Finding the Ferry-way

by Matthew Koslowski on January 13, 2010
in Anecdotes

In This Essay

The Art of Sinking in Poetry by Alexander Pope
The Epistles of Horace: Bilingual Edition (David Ferry, trans.)
The Odes of Horace: Bilingual Edition (David Ferry, trans.)
“For poet, classics translate into success” by David Mehegan, The Boston Globe, July 7, 2005
 

The other day I found a copy of Alexander Pope’s The Art of Sinking in Poetry in Barnes&Noble. As I began to read it, I began to think of Horace’s “Ars Poetica”, how long it had been since I had read it, and thought about when it began to take on a special meaning for me.

I felt myself floating after finishing my undergraduate degree.

I found myself fighting against ideas that I did not want to accept.

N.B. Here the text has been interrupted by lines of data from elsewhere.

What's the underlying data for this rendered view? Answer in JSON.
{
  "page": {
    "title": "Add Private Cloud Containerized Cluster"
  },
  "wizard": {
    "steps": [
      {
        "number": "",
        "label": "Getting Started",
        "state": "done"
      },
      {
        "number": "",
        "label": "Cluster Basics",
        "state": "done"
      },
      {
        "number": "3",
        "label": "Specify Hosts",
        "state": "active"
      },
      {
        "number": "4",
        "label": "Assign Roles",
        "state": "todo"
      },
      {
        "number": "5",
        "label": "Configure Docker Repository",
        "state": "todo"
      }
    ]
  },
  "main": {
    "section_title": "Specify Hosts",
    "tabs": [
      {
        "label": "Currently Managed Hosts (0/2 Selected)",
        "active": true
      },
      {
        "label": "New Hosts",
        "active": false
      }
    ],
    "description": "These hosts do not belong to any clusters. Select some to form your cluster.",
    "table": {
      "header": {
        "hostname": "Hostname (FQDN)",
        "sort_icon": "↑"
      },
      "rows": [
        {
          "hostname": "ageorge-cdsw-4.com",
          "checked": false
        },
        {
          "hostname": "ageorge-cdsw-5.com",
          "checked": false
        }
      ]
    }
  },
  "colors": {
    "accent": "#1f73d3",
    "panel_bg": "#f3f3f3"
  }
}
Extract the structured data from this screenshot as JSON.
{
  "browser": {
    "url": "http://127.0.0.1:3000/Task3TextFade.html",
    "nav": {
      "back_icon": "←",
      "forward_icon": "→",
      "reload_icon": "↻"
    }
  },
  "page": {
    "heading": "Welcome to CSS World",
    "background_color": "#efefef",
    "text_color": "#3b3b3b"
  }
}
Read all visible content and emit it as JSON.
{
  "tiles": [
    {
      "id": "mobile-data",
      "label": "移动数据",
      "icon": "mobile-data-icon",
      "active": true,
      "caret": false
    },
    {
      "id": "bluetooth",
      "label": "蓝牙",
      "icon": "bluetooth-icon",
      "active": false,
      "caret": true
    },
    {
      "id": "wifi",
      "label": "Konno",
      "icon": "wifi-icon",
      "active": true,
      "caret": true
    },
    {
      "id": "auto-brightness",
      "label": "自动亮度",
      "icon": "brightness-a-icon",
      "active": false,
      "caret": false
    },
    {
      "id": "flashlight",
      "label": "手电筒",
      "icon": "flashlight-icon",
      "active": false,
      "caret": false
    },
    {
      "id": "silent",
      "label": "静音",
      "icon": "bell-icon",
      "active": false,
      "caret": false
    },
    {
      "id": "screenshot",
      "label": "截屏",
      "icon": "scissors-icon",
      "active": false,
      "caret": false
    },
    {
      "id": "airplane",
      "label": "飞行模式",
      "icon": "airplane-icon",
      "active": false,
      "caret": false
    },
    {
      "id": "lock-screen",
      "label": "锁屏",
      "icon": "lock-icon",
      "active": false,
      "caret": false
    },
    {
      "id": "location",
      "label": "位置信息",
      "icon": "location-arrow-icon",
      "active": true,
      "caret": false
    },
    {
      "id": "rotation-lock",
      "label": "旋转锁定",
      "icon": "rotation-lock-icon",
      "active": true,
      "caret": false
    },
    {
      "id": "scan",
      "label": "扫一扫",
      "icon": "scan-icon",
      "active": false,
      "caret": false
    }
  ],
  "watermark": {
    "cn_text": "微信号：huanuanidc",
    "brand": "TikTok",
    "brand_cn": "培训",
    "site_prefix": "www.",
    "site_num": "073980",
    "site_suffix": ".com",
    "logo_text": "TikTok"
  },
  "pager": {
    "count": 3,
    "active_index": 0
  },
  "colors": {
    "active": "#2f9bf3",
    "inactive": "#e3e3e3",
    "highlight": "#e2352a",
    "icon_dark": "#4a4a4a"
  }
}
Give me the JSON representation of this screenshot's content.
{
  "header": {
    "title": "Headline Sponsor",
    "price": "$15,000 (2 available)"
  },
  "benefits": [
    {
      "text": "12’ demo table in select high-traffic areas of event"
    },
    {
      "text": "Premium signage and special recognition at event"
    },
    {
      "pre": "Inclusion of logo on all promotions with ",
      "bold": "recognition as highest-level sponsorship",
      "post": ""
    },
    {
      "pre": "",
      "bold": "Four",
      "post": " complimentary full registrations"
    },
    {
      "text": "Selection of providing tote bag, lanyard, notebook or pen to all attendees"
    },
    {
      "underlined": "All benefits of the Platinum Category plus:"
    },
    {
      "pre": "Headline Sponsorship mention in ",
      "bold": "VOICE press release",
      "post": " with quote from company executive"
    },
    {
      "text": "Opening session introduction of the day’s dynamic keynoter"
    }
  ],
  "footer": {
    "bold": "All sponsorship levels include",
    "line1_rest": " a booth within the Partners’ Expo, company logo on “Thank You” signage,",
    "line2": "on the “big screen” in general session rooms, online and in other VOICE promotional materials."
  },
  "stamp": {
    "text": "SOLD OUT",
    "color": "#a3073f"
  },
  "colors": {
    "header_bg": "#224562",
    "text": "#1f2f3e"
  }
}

But I did not then have the strength to put them down.

I still don’t.

Then one day I was reading The Boston Globe — only good things come from reading The Boston Globe — when I came across a story about a translator trying to revive the classics of ancient Roman poet Horace.

Read more..

Patrons & Saints

by Matthew Koslowski on December 24, 2009
in Essays

To one of my saints, my dear friend, Emily Baum, with the deepest appreciation.

In This Essay

On the Shortness of Life by Seneca (C.D.N. Costa, trans.)
Late Bloomers by Malcolm Gladwell, The Annals of Culture, The New Yorker
On Dying Young by Matthew Koslowski, Literature&Literacy
William Stafford, Poet, Wikipedia
Letters to a Young Poet by Rainer Maria Rilke (Stephen Mitchell, trans.)
Ahead of All Parting: The Selected Poetry and Prose by Rainer Maria Rilke (Stephen Mitchell, ed. and trans.)
The Second Four Books of Poems by W.S. Merwin
 

“Is there anything I can do to cheer you up?” she asks.

“Sure,” I say. “Just show me a writer — a poet, preferably — who did not a pickup a pen before he was 27 or 30, who amounted to anything, who history remembers.”

These conversations are common.

I expect the normal, well-intentioned platitudes. Often I begin to despair because I have not dedicated myself to my writing. I begin to think that my time is up. “It is not that we have a short time to live, but that we waste a lot of it,” Seneca whispers. “Life is long enough, and a sufficiently generous amount has been given to us for the highest achievements if it were all well invested.” And I begin to think about how I have not invested my time well.

Rilke writes, “…if, as I have said, one feels one could live without writing, then one shouldn’t write at all.” Haven’t I been living without writing? I have not worked on my novel in weeks. Or have I been existing and drifting? Do I really feel that I could live without writing?

“William Stafford,” she says.

Read more..